> Task material:

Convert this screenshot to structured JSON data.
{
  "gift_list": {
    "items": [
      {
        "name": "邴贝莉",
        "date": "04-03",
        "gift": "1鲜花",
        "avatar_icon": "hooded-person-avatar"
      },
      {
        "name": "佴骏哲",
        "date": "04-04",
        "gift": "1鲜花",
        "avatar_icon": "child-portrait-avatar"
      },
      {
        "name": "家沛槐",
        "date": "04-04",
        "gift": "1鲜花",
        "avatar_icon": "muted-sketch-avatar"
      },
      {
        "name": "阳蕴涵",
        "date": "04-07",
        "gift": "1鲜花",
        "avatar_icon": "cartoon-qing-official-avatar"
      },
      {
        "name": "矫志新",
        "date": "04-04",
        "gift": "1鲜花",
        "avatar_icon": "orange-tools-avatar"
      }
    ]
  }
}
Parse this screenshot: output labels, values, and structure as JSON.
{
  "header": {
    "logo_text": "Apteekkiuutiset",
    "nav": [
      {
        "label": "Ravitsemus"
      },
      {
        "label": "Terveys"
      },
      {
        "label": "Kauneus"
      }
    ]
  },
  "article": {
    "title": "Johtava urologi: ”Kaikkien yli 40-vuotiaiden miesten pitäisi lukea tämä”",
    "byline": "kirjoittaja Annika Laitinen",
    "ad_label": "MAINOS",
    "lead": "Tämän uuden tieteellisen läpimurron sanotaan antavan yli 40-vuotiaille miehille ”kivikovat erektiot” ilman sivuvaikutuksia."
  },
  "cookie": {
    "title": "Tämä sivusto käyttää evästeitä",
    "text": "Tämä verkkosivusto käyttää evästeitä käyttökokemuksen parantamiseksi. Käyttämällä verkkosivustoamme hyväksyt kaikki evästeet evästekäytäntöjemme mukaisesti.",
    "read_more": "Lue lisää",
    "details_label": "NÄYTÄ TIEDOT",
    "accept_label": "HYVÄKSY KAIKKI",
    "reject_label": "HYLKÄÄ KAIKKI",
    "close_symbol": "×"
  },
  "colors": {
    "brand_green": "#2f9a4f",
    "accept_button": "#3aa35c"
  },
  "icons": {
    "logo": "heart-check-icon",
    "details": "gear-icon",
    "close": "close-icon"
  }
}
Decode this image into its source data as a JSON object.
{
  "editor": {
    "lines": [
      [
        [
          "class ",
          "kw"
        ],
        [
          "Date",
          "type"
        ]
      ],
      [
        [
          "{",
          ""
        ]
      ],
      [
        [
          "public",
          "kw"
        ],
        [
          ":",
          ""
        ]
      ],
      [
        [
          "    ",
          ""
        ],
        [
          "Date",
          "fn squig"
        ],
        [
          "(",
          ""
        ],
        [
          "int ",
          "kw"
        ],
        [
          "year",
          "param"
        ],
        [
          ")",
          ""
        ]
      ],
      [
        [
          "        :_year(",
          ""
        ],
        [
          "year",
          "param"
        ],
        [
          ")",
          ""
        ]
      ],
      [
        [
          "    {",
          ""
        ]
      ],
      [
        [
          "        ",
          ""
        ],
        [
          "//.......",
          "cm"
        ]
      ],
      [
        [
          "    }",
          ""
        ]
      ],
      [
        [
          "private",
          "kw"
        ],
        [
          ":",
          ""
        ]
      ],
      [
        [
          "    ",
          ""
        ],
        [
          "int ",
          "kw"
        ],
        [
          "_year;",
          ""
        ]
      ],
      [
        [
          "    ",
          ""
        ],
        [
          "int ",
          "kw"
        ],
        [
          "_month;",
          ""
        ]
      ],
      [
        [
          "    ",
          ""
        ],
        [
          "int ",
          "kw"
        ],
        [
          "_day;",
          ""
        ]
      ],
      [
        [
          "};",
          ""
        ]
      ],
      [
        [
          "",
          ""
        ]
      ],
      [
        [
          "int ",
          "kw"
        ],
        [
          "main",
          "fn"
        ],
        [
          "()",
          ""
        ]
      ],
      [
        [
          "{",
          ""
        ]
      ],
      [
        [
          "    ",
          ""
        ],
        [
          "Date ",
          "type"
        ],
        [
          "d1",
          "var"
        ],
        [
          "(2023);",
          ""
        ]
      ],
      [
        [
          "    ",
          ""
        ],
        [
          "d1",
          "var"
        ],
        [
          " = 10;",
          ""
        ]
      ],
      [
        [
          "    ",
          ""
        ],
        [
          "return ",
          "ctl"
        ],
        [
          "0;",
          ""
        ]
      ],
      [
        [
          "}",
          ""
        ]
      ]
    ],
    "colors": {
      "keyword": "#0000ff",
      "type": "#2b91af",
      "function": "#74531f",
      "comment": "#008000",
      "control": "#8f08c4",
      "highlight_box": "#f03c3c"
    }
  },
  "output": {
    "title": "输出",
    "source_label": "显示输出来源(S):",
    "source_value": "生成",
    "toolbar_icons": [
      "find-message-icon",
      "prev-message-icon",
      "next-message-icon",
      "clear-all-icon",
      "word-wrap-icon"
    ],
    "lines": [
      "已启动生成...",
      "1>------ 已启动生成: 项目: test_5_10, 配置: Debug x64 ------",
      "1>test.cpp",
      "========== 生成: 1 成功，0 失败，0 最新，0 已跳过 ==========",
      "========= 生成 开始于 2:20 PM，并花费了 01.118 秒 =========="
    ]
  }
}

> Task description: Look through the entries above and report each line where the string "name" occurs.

> Problem solution:
        "name": "邴贝莉",
        "name": "佴骏哲",
        "name": "家沛槐",
        "name": "阳蕴涵",
        "name": "矫志新",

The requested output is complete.